“Levante’s win at Pukekohe was one of those performances that everyone was talking about,” Thompson said. “It was freakish and made me think back to some of those stars of the past, like Xcellent and Mr Tiz. “It was a performance that you had to see to believe, and it wasn’t like she was passing maidens. So that was hugely exciting for us.
“Proisir is going from strength-to-strength at the moment, and this is all from when he was at a $7,000 service fee. He is upgrading a lot of mares which is a good sign. “This season he served a book better and bigger than previous years so that is good. As far as we are concerned it is onwards and upwards with him.
“Group 1 performance in Australia is so important for any stallion, so we were thrilled with what Riodini did in Sydney. He didn’t fire in the Golden Eagle (1500m) on a wet track after that. You can’t blame connections for having a go for that huge stake, but it was just too wet for him. He wasn’t the only one who struggled that day.”
Thompson is also excited about the prospects for Vadamos, whose oldest progeny are now two- year-olds. A Group 1-winning son of mighty Melbourne Cup (3200m) sire Monsun, Vadamos has sired 14 winners from his first crop of northern hemisphere two-year-olds, including a stakes performer.
“He’s in a really good space,” Thompson said. “We’ve been pleasantly surprised by his number of two-year-old winners in the northern hemisphere.
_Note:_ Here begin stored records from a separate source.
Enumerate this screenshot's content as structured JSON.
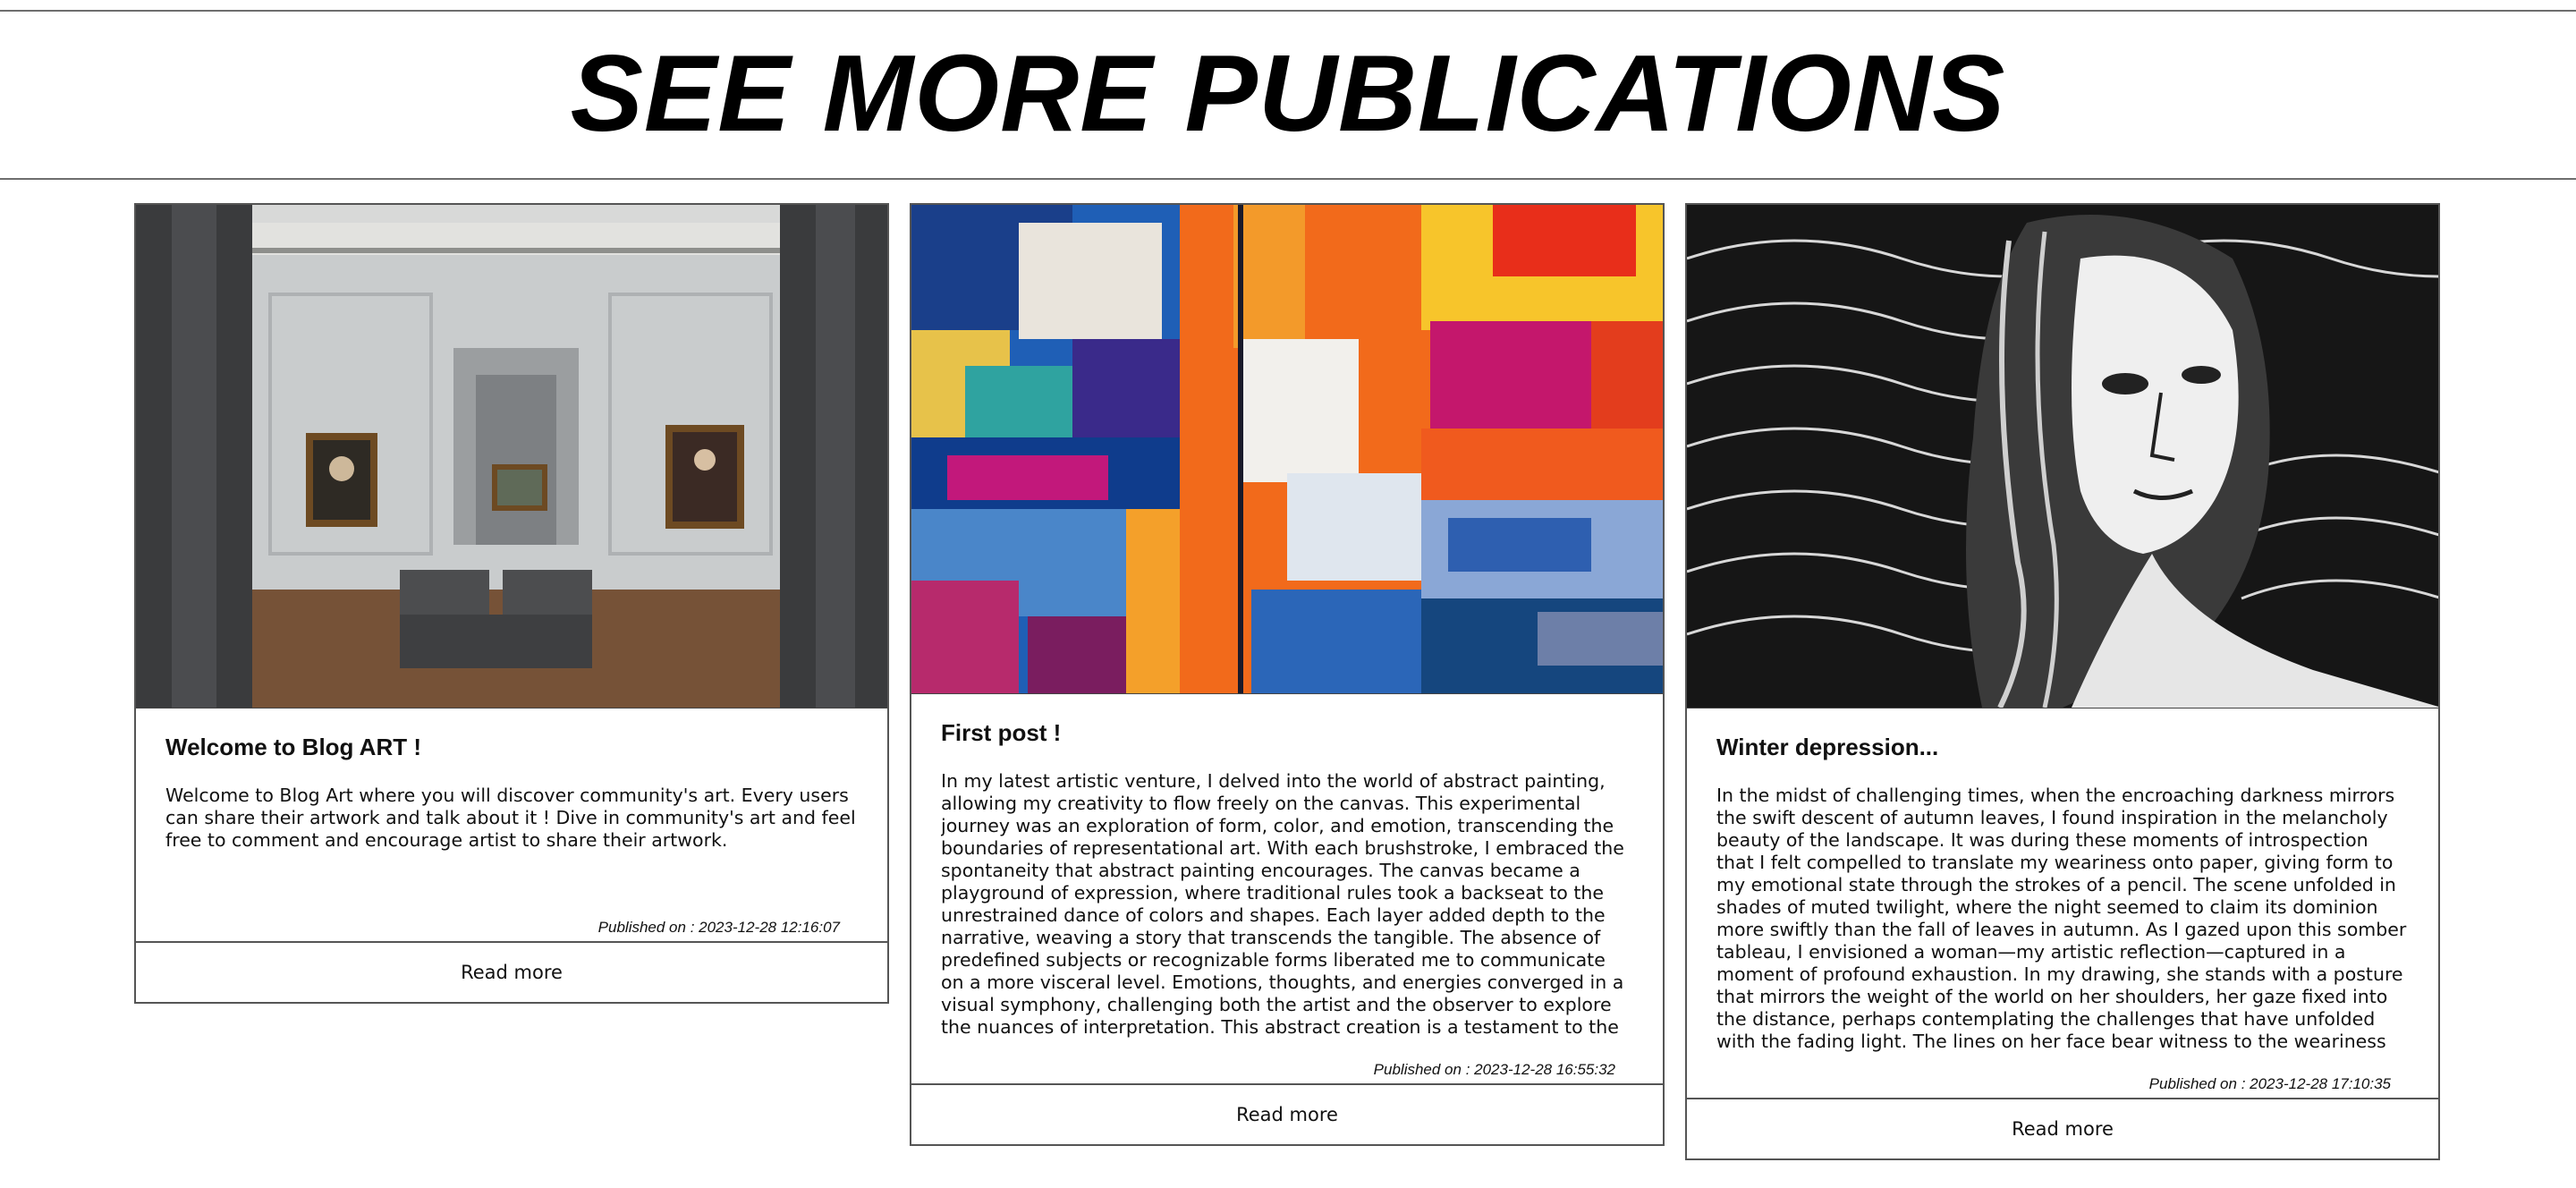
{
  "header": {
    "title": "SEE MORE PUBLICATIONS"
  },
  "posts": [
    {
      "title": "Welcome to Blog ART !",
      "text": "Welcome to Blog Art where you will discover community's art. Every users can share their artwork and talk about it ! Dive in community's art and feel free to comment and encourage artist to share their artwork.",
      "date": "Published on : 2023-12-28 12:16:07",
      "read_more": "Read more",
      "image": "museum-gallery-image"
    },
    {
      "title": "First post !",
      "text": "In my latest artistic venture, I delved into the world of abstract painting, allowing my creativity to flow freely on the canvas. This experimental journey was an exploration of form, color, and emotion, transcending the boundaries of representational art. With each brushstroke, I embraced the spontaneity that abstract painting encourages. The canvas became a playground of expression, where traditional rules took a backseat to the unrestrained dance of colors and shapes. Each layer added depth to the narrative, weaving a story that transcends the tangible. The absence of predefined subjects or recognizable forms liberated me to communicate on a more visceral level. Emotions, thoughts, and energies converged in a visual symphony, challenging both the artist and the observer to explore the nuances of interpretation. This abstract creation is a testament to the power of experimentation in art, a departure from",
      "date": "Published on : 2023-12-28 16:55:32",
      "read_more": "Read more",
      "image": "abstract-painting-image"
    },
    {
      "title": "Winter depression...",
      "text": "In the midst of challenging times, when the encroaching darkness mirrors the swift descent of autumn leaves, I found inspiration in the melancholy beauty of the landscape. It was during these moments of introspection that I felt compelled to translate my weariness onto paper, giving form to my emotional state through the strokes of a pencil. The scene unfolded in shades of muted twilight, where the night seemed to claim its dominion more swiftly than the fall of leaves in autumn. As I gazed upon this somber tableau, I envisioned a woman—my artistic reflection—captured in a moment of profound exhaustion. In my drawing, she stands with a posture that mirrors the weight of the world on her shoulders, her gaze fixed into the distance, perhaps contemplating the challenges that have unfolded with the fading light. The lines on her face bear witness to the weariness that clings to her, etched by the trials and tribulations",
      "date": "Published on : 2023-12-28 17:10:35",
      "read_more": "Read more",
      "image": "woman-drawing-image"
    }
  ]
}
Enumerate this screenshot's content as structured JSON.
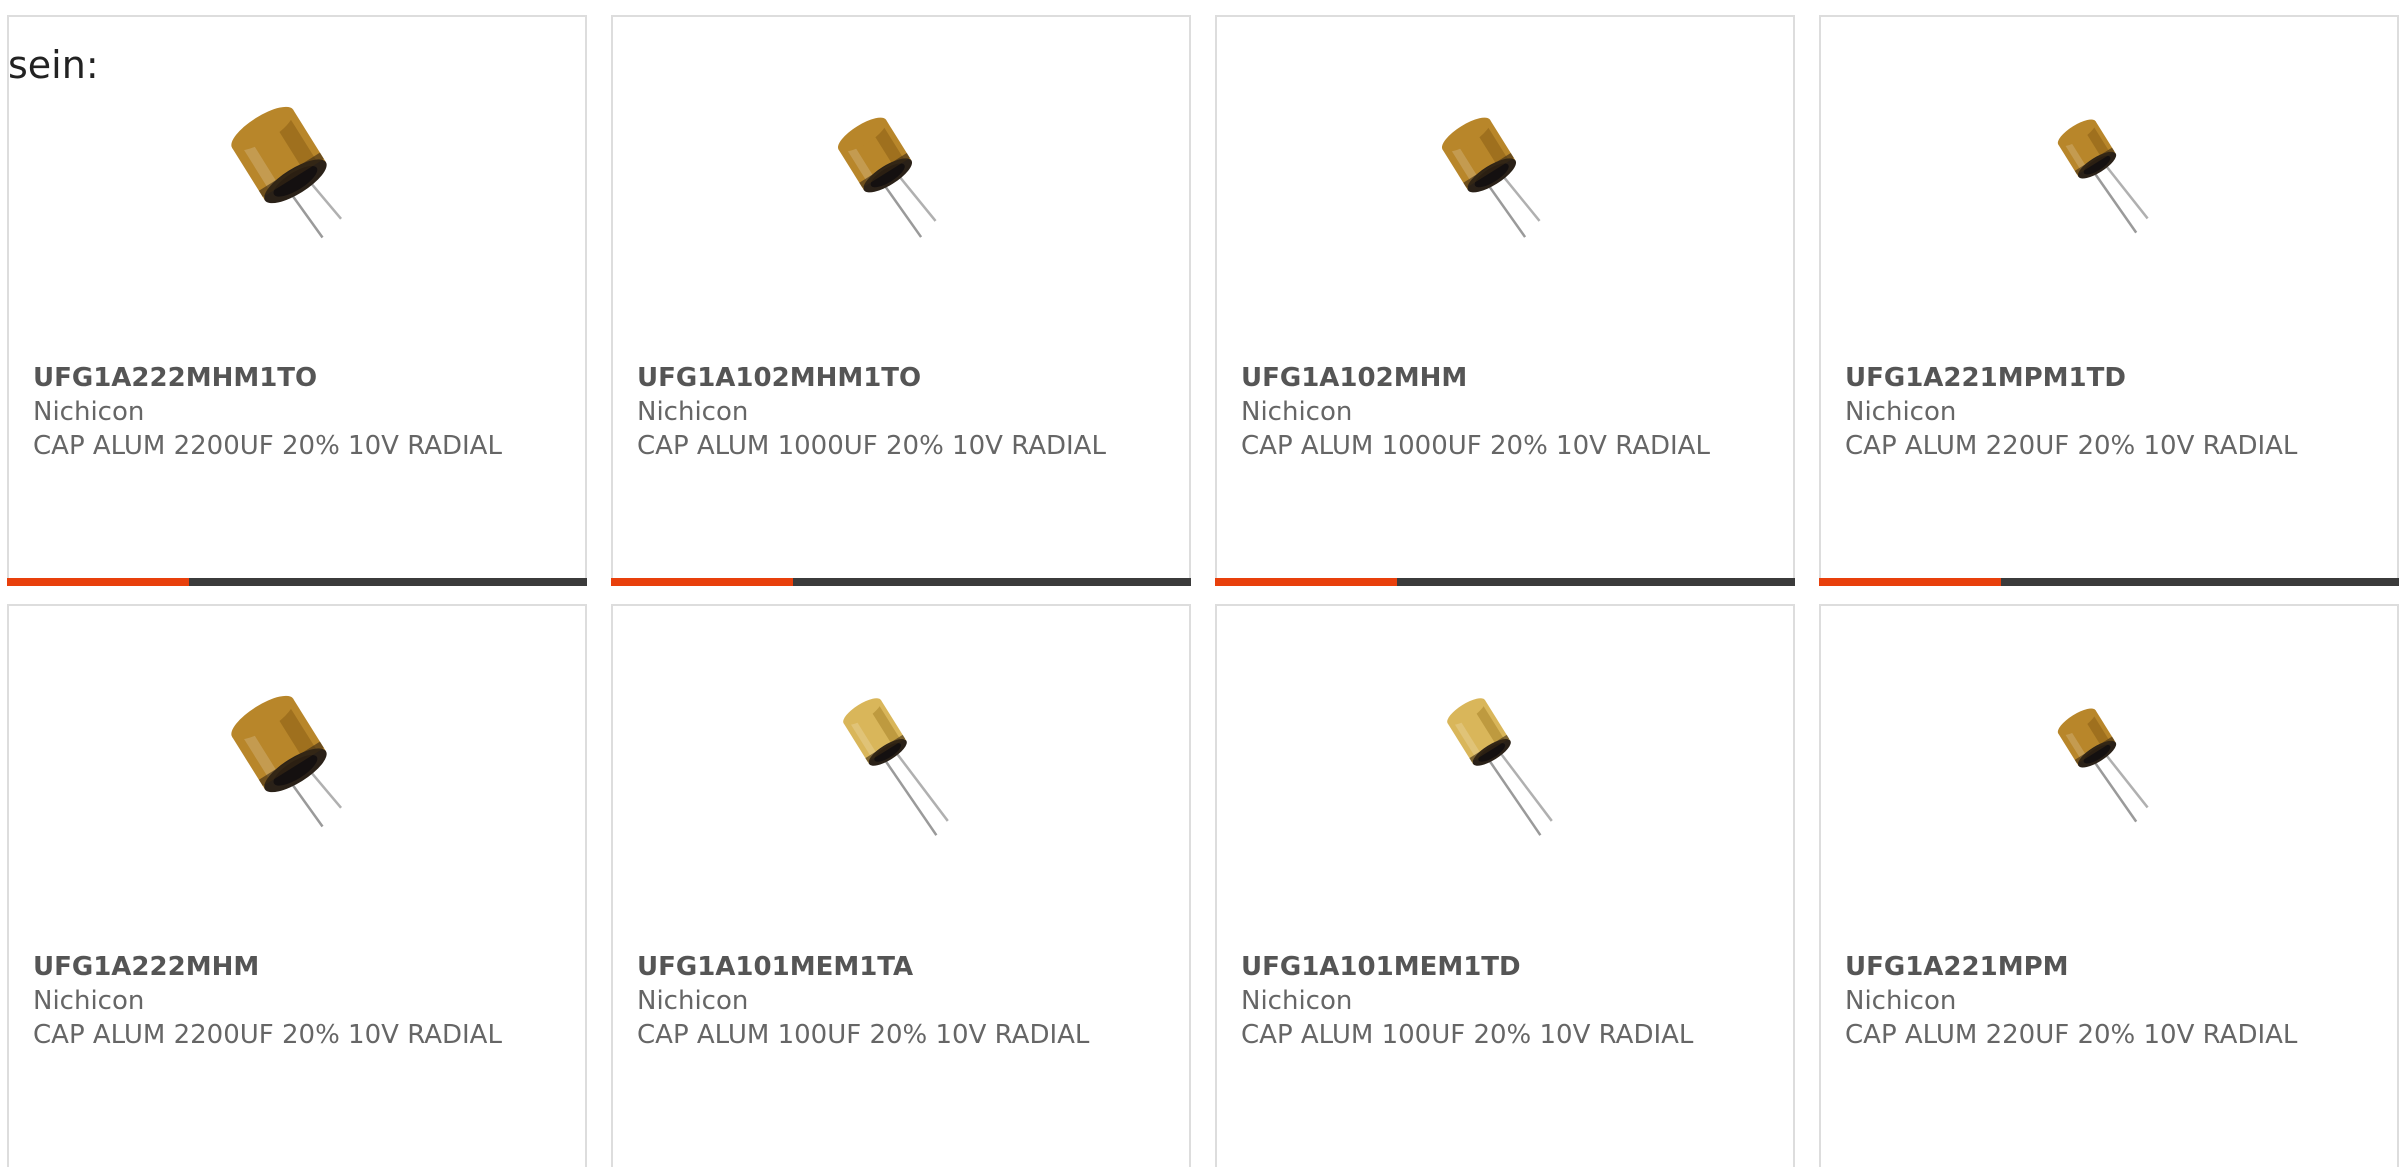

He’s got a couple of quite progressive young horses, including Joseph O’Brien’s Messidor, who’s put together two impressive wins in a row.
“We didn’t buy him to be a sire of two-year-olds, so what he’s done so far has been a real bonus.”
With Karaka 2021 now less than a month away, Thompson is philosophical about the lingering spectre of COVID-19. “It’s going to be challenging, but it’s beyond our control,” he said. “We have to look at the positives. Trainers still need horses for their stables, the demand is still going to be there, and I think the stallion depth is a lot better in New Zealand than it was a few years ago.
“There are a number of exciting young ones coming through, including some of ours, while a few others have really come to the fore over the last couple of seasons – horses like Ocean Park, Reliable Man and Sacred Falls, and our own Shocking, who has an exciting horse like Elephant and sired the first two in the New Zealand Cup (Group 3, 3200m), is having a very good year as well. “We’ll just have to wait and see what happens.”